AQ still needs to double their death toll in the U.S. before they reach the documented number of lynchings between the 1880's and 1968.

Yeah and they all did that in the name of Jesus Christ. And I have a bridge in Brooklyn to sell you.

Considering that 18 Islamofascists did half that body count in a 1/2 day that some dumb ass bumpkins in white sheets managed in a century in a half shows how lame your argument is.

And you have a Happy New Year.

Freder Frederson said...

I guess we're done with the rational discussion.

You have repeatedly stated that antisemitism has nothing to do with the Jewish religion and keep insisting I should know what it is the result of. I am honestly baffled as to what it is. I keep hoping Cedarford will stop by and let us know why Jews are so universally hated, and why it has nothing to do with their religion.

Considering that 18 Islamofascists did half that body count in a 1/2 day that some dumb ass bumpkins in white sheets managed in a century in a half shows how lame your argument is.

If you think the legacy of lynching in this country is all about "dumb ass bumpkins in white sheets" then you know nothing about the history of this country or even your own state (I assume you are from Indiana). Google "lynching photographs" and you will learn that lynchings were often public events attended by hundreds of people (women and children included) and cause for a picnic. Postcards of the lynchings were often made and proudly sent to friends and family.

And that you deny the Christian connection of the KKK--which saw and still sees itself as defending white protestant Christian values--again demonstrates your apparently willful ignorance of history.

Paddy O. said...

Freder, atheist Jews were victims of anti-semitism as much as practicing Jews. Being Jewish is a category not entirely encapsulated by religion. They are a people not just a religion and thus are persecuted as a people, no matter what their religious views are.

As far as lynching there's no doubt that KKK used Christianity. But to say that it was religiously motivated is absurd. What was the religion of most of those lynched? Christianity. Both sides were Christian and almost entirely Christian sharing the same creeds. White methodists lynched black methodists. White baptists lynched black baptists. They had different congregations but the same religion.

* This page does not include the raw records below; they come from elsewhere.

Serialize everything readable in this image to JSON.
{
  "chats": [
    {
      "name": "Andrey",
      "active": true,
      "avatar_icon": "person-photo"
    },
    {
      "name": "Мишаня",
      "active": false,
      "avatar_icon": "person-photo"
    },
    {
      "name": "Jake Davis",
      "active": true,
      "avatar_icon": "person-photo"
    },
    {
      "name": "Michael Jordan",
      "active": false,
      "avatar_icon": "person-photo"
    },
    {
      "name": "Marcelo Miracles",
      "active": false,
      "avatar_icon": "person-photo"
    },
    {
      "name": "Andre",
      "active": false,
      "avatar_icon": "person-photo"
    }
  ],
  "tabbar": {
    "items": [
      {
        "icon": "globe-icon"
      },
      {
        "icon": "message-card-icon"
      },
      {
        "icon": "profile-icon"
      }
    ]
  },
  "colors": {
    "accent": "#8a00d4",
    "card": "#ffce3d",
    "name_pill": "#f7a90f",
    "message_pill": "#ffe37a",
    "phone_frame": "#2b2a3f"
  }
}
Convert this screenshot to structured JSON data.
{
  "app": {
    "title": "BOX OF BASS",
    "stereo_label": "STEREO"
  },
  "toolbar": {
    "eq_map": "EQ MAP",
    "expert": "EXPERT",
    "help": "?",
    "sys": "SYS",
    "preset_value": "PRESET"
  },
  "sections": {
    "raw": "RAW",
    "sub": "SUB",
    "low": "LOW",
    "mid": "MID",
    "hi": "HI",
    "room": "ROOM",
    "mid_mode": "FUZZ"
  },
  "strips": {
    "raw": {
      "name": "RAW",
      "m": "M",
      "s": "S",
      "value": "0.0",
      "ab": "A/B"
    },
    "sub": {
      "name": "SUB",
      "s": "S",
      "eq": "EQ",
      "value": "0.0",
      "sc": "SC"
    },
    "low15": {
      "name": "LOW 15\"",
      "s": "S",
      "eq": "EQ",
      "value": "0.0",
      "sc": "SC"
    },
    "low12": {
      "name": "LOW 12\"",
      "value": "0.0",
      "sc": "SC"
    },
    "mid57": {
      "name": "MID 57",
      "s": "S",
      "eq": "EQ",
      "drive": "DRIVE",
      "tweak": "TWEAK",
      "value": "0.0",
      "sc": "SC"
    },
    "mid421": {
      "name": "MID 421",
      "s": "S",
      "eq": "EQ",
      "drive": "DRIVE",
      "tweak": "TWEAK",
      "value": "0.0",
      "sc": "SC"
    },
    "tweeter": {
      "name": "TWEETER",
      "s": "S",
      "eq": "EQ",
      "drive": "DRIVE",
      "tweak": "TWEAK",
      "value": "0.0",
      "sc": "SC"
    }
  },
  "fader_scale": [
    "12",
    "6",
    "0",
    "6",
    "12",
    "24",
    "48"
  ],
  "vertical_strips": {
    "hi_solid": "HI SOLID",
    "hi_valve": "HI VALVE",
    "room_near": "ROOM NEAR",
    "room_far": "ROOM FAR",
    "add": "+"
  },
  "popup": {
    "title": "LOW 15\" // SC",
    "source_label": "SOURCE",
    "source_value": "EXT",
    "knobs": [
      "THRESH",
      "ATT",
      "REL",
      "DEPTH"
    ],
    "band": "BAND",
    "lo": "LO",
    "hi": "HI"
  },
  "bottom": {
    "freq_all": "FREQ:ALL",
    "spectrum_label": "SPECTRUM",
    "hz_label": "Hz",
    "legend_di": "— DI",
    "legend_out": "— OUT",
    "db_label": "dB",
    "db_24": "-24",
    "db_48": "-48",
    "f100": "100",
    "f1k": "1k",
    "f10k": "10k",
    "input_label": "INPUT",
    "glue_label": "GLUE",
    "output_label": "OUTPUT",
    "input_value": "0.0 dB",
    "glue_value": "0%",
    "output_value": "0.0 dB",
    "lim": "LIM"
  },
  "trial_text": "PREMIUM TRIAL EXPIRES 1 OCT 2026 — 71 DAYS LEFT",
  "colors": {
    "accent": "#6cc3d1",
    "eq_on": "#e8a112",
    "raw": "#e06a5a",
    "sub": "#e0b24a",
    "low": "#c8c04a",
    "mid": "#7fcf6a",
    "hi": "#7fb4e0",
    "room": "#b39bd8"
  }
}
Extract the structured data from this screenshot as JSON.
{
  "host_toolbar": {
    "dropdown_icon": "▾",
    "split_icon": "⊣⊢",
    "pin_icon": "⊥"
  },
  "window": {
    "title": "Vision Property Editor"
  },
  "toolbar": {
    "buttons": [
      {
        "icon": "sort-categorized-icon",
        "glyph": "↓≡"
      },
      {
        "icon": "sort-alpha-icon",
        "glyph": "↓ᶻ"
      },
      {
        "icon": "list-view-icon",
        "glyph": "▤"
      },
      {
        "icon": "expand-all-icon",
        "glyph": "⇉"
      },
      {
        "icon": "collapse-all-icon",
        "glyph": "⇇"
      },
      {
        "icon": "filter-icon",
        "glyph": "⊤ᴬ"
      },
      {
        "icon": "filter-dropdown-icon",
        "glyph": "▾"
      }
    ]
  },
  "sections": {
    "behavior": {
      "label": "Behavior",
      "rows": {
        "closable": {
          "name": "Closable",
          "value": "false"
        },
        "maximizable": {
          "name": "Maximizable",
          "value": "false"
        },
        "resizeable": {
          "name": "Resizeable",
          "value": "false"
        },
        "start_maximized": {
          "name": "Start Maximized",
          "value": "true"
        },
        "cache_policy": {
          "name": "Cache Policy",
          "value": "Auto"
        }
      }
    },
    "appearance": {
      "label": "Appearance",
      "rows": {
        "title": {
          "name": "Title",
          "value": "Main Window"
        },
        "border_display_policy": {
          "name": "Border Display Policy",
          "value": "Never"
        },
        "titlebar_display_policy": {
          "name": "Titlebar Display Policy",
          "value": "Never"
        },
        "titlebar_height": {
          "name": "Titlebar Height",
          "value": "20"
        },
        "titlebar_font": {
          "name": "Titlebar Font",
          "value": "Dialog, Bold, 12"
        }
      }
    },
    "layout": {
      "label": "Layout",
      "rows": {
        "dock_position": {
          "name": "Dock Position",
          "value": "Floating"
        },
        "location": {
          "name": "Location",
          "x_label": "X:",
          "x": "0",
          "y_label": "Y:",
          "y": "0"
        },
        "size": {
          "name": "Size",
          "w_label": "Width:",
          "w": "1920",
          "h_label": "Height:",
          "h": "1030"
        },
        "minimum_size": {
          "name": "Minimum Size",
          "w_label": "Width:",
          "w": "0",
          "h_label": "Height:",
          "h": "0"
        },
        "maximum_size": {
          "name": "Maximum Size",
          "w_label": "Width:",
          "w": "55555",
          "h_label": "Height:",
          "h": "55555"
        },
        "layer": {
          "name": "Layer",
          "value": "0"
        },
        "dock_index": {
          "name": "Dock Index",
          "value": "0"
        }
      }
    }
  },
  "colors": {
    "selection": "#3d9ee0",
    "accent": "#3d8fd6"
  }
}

Evil, to be sure, but not religiously motivated. And indeed, a great deal of Civil Rights and, earlier, abolitionist actions were Christian based. For every KKK using Christianity there were a lot more blacks and whites fighting for civil rights on religious grounds.

Revenant said...

I didn't bother seeing "The Golden Compass", although I loved the books. That being said, my understanding from friends who DID see it is that the anti-Christian content of the book was purged from the film.

The trilogy, especially the second and third books, is definitely quite strongly anti-Christian, though. Shockingly enough, the Catholic League finally got something right.